⟨

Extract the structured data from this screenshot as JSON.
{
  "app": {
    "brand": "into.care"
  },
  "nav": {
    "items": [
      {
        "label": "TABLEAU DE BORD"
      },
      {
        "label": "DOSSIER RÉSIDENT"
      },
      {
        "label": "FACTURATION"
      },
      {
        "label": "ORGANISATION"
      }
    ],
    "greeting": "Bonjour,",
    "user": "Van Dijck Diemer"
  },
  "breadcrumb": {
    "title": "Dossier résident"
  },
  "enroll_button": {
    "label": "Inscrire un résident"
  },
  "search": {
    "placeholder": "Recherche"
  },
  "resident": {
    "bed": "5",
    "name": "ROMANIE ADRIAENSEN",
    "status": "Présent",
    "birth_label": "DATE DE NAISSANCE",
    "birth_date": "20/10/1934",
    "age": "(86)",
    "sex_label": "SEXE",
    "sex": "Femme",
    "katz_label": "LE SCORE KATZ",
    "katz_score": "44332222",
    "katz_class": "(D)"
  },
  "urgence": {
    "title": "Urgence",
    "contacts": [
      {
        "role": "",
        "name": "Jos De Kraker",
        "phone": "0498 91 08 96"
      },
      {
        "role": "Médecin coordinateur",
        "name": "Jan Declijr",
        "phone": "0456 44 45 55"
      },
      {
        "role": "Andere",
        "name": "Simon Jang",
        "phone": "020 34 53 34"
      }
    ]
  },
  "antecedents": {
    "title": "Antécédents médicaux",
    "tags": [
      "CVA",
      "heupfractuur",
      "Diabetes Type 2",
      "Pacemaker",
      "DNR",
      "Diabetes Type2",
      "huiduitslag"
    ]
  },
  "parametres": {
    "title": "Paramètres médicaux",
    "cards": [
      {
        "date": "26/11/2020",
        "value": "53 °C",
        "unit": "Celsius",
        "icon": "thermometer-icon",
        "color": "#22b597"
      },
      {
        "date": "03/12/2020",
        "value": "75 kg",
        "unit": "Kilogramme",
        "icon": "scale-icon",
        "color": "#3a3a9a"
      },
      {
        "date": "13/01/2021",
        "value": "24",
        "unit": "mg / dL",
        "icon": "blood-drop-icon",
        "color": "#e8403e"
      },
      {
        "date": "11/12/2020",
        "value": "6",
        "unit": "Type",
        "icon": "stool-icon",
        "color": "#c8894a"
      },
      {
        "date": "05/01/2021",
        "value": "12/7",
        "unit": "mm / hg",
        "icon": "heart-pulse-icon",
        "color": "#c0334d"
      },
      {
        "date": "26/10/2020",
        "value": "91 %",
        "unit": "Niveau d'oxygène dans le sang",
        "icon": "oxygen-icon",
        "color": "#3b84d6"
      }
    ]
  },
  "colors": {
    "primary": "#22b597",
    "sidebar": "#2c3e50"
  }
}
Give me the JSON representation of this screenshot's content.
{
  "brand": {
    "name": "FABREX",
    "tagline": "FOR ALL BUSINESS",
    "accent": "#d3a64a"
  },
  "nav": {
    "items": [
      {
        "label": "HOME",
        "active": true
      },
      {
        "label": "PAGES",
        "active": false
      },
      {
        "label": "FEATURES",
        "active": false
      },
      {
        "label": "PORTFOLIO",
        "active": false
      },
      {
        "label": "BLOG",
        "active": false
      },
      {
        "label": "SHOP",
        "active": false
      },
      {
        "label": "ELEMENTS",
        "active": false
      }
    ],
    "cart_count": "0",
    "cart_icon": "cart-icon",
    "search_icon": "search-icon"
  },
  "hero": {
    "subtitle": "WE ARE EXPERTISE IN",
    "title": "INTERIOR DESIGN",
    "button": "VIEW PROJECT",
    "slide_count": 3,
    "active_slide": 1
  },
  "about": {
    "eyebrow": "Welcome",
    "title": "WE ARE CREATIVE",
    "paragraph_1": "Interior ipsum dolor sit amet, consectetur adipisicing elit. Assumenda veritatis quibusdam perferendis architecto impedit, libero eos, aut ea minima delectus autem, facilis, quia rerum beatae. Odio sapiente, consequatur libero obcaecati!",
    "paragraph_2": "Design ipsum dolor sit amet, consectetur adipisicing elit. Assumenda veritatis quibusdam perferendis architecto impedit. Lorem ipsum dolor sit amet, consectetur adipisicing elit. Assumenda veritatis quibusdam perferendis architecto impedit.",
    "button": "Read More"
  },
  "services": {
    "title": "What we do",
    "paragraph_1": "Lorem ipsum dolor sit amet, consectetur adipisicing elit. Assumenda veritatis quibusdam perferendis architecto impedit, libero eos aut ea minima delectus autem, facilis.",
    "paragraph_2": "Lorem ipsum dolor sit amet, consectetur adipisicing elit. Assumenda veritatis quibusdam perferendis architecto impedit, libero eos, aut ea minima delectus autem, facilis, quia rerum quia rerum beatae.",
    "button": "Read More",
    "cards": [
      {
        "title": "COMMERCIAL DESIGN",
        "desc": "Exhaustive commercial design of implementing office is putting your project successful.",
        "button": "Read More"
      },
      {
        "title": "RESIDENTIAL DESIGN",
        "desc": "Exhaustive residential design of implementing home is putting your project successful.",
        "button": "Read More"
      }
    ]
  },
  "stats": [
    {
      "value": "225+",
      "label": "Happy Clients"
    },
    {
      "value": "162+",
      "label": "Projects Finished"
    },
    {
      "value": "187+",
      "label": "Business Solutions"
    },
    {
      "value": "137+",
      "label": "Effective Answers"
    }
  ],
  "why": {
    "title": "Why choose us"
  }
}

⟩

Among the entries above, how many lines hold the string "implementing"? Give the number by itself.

— The answer —
2